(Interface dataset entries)
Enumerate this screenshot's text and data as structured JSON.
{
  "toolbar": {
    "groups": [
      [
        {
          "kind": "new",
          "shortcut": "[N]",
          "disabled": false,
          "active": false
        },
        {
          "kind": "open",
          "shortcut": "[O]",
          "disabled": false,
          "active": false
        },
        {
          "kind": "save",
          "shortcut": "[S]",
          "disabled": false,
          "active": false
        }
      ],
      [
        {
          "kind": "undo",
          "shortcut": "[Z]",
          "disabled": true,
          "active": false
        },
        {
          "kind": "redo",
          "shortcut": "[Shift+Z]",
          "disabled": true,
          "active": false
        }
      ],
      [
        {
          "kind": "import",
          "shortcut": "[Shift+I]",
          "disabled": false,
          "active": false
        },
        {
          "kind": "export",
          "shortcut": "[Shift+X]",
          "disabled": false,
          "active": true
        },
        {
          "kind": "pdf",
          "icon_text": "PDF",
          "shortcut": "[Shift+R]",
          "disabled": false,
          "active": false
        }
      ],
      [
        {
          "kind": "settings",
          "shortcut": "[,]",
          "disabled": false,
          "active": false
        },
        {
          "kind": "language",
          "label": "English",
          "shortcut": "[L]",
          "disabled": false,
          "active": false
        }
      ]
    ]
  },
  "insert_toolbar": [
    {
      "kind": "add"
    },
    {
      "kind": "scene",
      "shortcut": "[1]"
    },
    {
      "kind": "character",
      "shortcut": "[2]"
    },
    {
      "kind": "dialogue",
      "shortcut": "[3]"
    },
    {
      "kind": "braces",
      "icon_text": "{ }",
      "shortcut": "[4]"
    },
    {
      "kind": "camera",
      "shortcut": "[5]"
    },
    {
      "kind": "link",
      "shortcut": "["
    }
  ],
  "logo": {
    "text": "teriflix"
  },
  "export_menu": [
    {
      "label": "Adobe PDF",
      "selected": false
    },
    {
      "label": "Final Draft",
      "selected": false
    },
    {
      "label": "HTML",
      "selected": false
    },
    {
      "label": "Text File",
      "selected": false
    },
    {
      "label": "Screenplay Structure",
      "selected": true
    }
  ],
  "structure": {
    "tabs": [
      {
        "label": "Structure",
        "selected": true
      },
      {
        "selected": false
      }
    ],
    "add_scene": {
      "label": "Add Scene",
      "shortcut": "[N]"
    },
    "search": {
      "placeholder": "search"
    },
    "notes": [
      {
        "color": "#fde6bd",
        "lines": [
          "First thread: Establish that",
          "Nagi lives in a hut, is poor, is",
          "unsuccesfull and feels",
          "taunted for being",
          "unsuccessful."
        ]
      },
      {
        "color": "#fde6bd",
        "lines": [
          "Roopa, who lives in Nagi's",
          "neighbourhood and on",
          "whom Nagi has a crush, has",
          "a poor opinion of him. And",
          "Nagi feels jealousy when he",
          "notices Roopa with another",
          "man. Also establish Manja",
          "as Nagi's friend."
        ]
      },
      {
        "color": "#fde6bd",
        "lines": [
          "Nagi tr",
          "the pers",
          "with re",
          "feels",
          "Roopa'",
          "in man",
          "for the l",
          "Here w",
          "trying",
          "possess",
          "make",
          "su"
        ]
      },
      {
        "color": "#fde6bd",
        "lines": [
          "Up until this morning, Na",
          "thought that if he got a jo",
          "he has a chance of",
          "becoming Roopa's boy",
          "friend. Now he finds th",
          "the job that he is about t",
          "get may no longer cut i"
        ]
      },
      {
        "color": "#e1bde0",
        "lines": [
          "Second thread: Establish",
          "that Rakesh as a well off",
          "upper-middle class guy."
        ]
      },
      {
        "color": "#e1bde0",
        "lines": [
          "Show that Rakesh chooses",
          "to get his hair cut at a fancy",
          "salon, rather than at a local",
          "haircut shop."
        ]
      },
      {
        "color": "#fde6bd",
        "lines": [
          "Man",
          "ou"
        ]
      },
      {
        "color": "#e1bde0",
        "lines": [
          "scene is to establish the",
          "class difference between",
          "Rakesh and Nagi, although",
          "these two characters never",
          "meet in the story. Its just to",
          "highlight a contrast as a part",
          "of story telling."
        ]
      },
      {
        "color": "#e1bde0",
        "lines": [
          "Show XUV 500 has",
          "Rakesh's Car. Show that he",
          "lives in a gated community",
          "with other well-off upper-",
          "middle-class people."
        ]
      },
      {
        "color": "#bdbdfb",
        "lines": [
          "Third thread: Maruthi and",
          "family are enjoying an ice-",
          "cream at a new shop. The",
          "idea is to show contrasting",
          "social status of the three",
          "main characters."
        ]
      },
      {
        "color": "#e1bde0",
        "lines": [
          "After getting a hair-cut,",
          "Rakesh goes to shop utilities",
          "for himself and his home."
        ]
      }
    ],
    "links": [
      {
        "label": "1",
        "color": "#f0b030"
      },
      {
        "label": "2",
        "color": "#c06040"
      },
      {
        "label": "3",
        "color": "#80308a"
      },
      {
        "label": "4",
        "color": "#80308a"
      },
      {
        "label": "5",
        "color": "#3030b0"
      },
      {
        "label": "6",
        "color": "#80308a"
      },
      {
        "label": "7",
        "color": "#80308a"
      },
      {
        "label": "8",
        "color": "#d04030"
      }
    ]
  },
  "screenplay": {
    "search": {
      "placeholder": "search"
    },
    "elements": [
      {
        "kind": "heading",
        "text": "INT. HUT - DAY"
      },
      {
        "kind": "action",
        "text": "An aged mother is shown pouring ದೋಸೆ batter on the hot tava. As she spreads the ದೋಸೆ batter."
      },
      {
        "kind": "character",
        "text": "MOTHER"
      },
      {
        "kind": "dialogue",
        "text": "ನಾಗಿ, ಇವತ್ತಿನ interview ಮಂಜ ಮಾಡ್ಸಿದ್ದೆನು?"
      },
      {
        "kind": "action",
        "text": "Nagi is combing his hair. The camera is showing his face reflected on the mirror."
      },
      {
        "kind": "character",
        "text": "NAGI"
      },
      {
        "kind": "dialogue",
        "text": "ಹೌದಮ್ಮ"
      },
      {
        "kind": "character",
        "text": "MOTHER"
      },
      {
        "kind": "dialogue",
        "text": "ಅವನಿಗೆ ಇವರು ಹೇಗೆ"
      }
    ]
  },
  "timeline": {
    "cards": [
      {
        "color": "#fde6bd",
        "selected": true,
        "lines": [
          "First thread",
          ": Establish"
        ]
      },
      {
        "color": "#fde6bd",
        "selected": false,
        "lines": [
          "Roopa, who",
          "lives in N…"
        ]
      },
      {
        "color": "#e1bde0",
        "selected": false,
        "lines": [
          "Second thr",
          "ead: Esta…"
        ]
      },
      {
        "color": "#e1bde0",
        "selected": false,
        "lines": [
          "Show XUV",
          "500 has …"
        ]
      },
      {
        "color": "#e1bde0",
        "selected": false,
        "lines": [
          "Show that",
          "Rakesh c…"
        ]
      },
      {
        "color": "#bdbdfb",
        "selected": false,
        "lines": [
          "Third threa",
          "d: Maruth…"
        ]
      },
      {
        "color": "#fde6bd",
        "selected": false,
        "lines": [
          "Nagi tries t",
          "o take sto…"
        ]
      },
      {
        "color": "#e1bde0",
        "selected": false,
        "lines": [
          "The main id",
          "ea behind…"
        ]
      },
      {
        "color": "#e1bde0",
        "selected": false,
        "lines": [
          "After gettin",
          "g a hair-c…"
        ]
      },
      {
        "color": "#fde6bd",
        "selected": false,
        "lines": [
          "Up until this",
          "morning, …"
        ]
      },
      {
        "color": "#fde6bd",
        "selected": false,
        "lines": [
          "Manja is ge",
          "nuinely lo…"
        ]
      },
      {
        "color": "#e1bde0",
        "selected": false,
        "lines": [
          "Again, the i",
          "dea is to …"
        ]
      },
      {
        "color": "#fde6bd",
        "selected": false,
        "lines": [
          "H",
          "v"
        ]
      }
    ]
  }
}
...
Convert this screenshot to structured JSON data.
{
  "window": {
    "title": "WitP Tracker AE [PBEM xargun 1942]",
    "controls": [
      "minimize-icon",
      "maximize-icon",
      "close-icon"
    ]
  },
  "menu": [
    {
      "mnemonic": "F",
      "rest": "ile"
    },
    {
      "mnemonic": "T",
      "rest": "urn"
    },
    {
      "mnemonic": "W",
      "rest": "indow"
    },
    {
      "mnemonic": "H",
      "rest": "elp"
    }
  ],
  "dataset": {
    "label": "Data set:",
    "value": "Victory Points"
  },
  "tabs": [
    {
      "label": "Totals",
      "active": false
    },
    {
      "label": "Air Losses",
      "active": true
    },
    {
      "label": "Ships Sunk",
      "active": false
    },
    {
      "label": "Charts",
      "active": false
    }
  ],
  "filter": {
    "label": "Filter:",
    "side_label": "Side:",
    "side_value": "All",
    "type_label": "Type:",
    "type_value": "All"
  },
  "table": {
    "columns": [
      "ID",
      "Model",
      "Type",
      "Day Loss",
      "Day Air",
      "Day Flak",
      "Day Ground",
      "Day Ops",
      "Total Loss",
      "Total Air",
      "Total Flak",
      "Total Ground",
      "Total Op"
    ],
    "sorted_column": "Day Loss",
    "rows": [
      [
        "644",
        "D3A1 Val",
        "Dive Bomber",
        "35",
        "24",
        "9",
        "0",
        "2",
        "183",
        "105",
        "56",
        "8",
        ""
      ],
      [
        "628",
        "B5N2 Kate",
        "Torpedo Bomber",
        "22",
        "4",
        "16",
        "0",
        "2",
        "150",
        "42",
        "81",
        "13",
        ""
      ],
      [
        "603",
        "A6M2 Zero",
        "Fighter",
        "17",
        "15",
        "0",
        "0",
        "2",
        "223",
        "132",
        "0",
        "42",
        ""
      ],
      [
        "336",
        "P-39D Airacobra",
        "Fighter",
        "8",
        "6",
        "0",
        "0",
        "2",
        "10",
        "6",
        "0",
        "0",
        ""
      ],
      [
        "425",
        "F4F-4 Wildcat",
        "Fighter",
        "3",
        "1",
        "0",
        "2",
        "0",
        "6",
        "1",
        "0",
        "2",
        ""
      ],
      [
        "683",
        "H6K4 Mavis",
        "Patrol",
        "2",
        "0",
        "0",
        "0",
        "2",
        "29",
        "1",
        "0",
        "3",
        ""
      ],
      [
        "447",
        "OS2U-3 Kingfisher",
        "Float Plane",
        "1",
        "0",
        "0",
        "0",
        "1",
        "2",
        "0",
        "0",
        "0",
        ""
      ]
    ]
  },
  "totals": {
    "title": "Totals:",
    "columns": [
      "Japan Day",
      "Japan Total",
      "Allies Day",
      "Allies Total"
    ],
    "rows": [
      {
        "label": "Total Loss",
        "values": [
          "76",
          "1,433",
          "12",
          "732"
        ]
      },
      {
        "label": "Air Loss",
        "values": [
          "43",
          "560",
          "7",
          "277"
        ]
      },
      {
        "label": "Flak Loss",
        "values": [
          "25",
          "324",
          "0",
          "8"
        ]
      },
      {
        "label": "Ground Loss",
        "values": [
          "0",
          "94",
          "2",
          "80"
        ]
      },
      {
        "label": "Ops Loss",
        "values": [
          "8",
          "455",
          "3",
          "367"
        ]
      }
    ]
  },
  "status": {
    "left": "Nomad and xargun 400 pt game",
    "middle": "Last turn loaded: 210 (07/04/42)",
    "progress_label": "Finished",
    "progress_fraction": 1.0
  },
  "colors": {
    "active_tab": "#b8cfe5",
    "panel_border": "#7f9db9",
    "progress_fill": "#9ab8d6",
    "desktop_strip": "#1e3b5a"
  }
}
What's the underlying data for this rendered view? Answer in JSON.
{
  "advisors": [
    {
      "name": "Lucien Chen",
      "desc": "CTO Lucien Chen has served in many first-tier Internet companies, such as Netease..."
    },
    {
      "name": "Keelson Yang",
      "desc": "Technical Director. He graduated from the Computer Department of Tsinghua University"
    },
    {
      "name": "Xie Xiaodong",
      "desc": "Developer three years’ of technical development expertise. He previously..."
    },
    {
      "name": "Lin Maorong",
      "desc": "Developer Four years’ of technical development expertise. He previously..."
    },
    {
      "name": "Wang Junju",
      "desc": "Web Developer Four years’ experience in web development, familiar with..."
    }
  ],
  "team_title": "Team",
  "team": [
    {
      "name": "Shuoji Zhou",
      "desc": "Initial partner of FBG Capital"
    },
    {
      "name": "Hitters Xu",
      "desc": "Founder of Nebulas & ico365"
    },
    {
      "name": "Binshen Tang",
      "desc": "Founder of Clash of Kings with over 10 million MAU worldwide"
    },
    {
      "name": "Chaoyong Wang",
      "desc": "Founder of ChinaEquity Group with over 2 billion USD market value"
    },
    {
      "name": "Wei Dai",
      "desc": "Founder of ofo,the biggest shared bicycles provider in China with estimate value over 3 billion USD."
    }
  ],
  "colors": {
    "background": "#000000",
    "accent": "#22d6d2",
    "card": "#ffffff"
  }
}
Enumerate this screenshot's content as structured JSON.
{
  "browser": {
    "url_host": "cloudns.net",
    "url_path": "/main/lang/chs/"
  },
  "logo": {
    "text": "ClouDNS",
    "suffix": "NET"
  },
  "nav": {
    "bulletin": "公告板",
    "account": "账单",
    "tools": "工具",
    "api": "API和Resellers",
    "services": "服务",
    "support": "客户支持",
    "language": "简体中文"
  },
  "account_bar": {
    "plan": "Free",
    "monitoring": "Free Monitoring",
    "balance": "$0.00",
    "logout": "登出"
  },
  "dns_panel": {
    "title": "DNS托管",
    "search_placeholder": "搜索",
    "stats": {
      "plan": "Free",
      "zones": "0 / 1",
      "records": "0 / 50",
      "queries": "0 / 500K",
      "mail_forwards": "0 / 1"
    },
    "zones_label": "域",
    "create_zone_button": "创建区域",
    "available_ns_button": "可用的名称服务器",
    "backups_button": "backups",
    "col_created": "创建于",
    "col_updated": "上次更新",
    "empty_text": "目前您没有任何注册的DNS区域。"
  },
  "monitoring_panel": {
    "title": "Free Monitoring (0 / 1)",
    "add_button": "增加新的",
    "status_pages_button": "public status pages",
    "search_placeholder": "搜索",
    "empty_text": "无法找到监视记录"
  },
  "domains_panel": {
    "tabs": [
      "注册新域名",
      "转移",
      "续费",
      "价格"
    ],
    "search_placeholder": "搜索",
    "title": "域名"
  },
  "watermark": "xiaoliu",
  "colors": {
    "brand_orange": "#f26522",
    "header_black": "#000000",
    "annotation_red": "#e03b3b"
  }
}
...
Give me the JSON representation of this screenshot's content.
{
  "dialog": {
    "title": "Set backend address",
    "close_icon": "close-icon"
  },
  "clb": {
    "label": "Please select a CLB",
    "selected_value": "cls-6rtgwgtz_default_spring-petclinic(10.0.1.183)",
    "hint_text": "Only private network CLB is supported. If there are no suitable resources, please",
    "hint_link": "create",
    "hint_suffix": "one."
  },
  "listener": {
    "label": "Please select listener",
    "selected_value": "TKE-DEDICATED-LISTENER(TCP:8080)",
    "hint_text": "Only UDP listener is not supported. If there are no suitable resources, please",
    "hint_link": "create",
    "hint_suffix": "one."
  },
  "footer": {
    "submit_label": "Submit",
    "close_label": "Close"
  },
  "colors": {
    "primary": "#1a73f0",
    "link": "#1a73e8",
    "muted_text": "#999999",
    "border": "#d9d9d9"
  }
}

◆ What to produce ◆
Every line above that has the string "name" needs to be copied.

◆ Result for this exercise ◆
      "name": "Lucien Chen",
      "name": "Keelson Yang",
      "name": "Xie Xiaodong",
      "name": "Lin Maorong",
      "name": "Wang Junju",
      "name": "Shuoji Zhou",
      "name": "Hitters Xu",
      "name": "Binshen Tang",
      "name": "Chaoyong Wang",
      "name": "Wei Dai",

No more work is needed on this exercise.